The complexity of such schemes - using increasingly innovative business models and multiple companies - was what prompted the CAD to create the Investment Fraud Division (which looks into the unregulated sector) during its reorganisation. The Investment Fraud Division and the Securities Fraud Division form the CAD's Enforcement Group I.
The CAD is also staying on top of issues involving the misappropriation of government funds and public donations to charities and non-profit organisations. "We have dedicated resources to combat investment fraud and public institutional fraud to improve the turnaround time for investigating these offences and speed up the recovery process for victims," Mr Tan said.
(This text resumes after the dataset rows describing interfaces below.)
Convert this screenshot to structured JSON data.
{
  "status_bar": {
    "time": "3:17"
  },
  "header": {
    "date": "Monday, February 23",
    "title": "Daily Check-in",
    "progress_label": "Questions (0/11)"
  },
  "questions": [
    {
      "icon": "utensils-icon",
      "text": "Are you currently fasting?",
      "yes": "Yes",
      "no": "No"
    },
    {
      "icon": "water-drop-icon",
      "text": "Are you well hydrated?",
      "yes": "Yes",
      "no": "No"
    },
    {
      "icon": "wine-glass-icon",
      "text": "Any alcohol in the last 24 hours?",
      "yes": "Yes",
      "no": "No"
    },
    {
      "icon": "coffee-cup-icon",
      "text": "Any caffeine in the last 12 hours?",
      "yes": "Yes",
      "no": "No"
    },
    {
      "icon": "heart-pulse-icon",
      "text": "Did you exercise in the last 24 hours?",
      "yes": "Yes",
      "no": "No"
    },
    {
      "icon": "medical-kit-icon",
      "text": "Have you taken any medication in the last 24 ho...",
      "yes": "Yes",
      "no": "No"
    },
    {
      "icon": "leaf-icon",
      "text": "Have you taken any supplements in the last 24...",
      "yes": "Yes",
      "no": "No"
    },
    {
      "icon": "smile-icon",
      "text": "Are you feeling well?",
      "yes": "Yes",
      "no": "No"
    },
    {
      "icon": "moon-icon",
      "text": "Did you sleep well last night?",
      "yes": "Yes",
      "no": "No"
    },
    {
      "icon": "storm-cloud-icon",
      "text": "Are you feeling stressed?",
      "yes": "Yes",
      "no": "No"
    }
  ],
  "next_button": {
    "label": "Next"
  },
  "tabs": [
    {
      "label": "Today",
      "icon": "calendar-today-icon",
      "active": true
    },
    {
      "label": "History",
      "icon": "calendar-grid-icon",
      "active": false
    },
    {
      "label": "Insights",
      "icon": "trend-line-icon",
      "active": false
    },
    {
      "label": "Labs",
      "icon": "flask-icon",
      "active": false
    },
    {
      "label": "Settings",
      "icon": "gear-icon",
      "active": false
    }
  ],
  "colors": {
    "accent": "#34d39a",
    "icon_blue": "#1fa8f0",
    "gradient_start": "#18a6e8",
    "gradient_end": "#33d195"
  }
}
Its Enforcement Group II takes care of these cases. It is made up of three divisions: the Commercial Crime Division investigates complex and specialised commercial crime such as credit card and ATM skimming, counterfeit currency, etc; the Private Institutional Fraud Division looks into fraud involving private companies and businesses, as well as fraud committed by directors, lawyers and accountants acting in their official capacity; and the Public Institutional Fraud Division investigates fraud involving charities and public organisations.
Beefing up its resources meant a more than doubling in the number of its Commercial Affairs officers (CAOs). In the last two years or so, the CAD has hired 80 new CAOs who, together with the police officers in the department, make for a 250-strong CAD team now.
The new hires, Mr Tan says, have been deployed to the department's enforcement and intelligence divisions.
Asked what they looked for in these new hires, he said: "Sometimes, there is a misconception that the CAD recruits accountants only. While we do have a significant number of former accountants as well as accountancy graduates, we also have officers with degrees in business administration, law and economics. Our investigators do more than just crunch numbers. We also need to be comfortable with financial instruments, business models and securities regulation."
The changes throughout the department have yielded substantial results; the CAD annual report says the collective efforts have contributed to Singapore's highest ever level of money-laundering prosecutions and convictions, and the seizure of more than $115 million of suspected criminal proceeds in 2013.
As for its new moniker, Mr Tan explains: "Financial investigation and intelligence units around the world have different names and are situated in different enforcement agencies. We often have to explain to our foreign counterparts our exact function within and relationship to the SPF. Henceforth, we will introduce ourselves, succinctly and unambiguously, as the Financial Police."